● Required work:
Down to the last line, repeat the entries exactly.

● Information supplied:
=====
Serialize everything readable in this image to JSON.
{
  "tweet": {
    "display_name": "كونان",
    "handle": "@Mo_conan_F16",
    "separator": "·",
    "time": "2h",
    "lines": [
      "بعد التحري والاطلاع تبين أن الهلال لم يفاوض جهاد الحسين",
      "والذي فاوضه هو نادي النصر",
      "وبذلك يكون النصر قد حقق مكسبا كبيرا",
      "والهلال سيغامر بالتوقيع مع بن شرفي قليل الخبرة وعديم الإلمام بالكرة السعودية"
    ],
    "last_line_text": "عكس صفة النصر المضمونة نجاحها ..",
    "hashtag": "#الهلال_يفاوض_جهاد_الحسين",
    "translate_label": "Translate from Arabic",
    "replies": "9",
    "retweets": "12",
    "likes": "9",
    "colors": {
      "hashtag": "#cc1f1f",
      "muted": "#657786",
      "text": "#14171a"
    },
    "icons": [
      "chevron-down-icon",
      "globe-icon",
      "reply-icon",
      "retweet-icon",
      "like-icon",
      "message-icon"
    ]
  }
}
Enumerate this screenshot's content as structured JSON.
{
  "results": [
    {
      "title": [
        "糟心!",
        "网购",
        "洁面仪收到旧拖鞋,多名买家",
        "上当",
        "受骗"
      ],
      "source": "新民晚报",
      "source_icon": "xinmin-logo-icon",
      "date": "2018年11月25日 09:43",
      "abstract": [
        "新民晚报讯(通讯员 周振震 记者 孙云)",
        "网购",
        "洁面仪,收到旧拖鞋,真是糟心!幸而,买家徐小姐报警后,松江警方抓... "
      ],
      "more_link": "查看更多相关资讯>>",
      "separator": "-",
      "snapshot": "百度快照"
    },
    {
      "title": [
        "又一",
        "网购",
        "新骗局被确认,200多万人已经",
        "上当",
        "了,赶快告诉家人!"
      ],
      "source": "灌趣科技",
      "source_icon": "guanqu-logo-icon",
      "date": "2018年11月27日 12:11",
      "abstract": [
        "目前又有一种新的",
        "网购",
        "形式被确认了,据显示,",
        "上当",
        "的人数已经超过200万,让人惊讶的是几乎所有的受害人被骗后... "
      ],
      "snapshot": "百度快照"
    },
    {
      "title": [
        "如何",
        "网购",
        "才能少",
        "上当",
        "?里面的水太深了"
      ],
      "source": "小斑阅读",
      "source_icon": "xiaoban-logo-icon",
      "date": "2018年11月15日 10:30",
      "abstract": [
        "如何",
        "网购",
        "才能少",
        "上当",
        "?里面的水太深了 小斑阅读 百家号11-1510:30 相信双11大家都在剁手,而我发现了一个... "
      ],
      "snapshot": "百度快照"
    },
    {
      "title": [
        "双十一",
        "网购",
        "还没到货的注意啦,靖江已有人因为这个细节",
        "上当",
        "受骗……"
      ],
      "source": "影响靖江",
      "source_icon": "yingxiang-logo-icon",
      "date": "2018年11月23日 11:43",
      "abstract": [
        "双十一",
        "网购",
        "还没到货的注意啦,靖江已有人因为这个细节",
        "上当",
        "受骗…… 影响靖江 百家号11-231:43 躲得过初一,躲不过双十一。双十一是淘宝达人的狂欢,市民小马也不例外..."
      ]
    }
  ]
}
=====
● Reply:
Serialize everything readable in this image to JSON.
{
  "tweet": {
    "display_name": "كونان",
    "handle": "@Mo_conan_F16",
    "separator": "·",
    "time": "2h",
    "lines": [
      "بعد التحري والاطلاع تبين أن الهلال لم يفاوض جهاد الحسين",
      "والذي فاوضه هو نادي النصر",
      "وبذلك يكون النصر قد حقق مكسبا كبيرا",
      "والهلال سيغامر بالتوقيع مع بن شرفي قليل الخبرة وعديم الإلمام بالكرة السعودية"
    ],
    "last_line_text": "عكس صفة النصر المضمونة نجاحها ..",
    "hashtag": "#الهلال_يفاوض_جهاد_الحسين",
    "translate_label": "Translate from Arabic",
    "replies": "9",
    "retweets": "12",
    "likes": "9",
    "colors": {
      "hashtag": "#cc1f1f",
      "muted": "#657786",
      "text": "#14171a"
    },
    "icons": [
      "chevron-down-icon",
      "globe-icon",
      "reply-icon",
      "retweet-icon",
      "like-icon",
      "message-icon"
    ]
  }
}
Enumerate this screenshot's content as structured JSON.
{
  "results": [
    {
      "title": [
        "糟心!",
        "网购",
        "洁面仪收到旧拖鞋,多名买家",
        "上当",
        "受骗"
      ],
      "source": "新民晚报",
      "source_icon": "xinmin-logo-icon",
      "date": "2018年11月25日 09:43",
      "abstract": [
        "新民晚报讯(通讯员 周振震 记者 孙云)",
        "网购",
        "洁面仪,收到旧拖鞋,真是糟心!幸而,买家徐小姐报警后,松江警方抓... "
      ],
      "more_link": "查看更多相关资讯>>",
      "separator": "-",
      "snapshot": "百度快照"
    },
    {
      "title": [
        "又一",
        "网购",
        "新骗局被确认,200多万人已经",
        "上当",
        "了,赶快告诉家人!"
      ],
      "source": "灌趣科技",
      "source_icon": "guanqu-logo-icon",
      "date": "2018年11月27日 12:11",
      "abstract": [
        "目前又有一种新的",
        "网购",
        "形式被确认了,据显示,",
        "上当",
        "的人数已经超过200万,让人惊讶的是几乎所有的受害人被骗后... "
      ],
      "snapshot": "百度快照"
    },
    {
      "title": [
        "如何",
        "网购",
        "才能少",
        "上当",
        "?里面的水太深了"
      ],
      "source": "小斑阅读",
      "source_icon": "xiaoban-logo-icon",
      "date": "2018年11月15日 10:30",
      "abstract": [
        "如何",
        "网购",
        "才能少",
        "上当",
        "?里面的水太深了 小斑阅读 百家号11-1510:30 相信双11大家都在剁手,而我发现了一个... "
      ],
      "snapshot": "百度快照"
    },
    {
      "title": [
        "双十一",
        "网购",
        "还没到货的注意啦,靖江已有人因为这个细节",
        "上当",
        "受骗……"
      ],
      "source": "影响靖江",
      "source_icon": "yingxiang-logo-icon",
      "date": "2018年11月23日 11:43",
      "abstract": [
        "双十一",
        "网购",
        "还没到货的注意啦,靖江已有人因为这个细节",
        "上当",
        "受骗…… 影响靖江 百家号11-231:43 躲得过初一,躲不过双十一。双十一是淘宝达人的狂欢,市民小马也不例外..."
      ]
    }
  ]
}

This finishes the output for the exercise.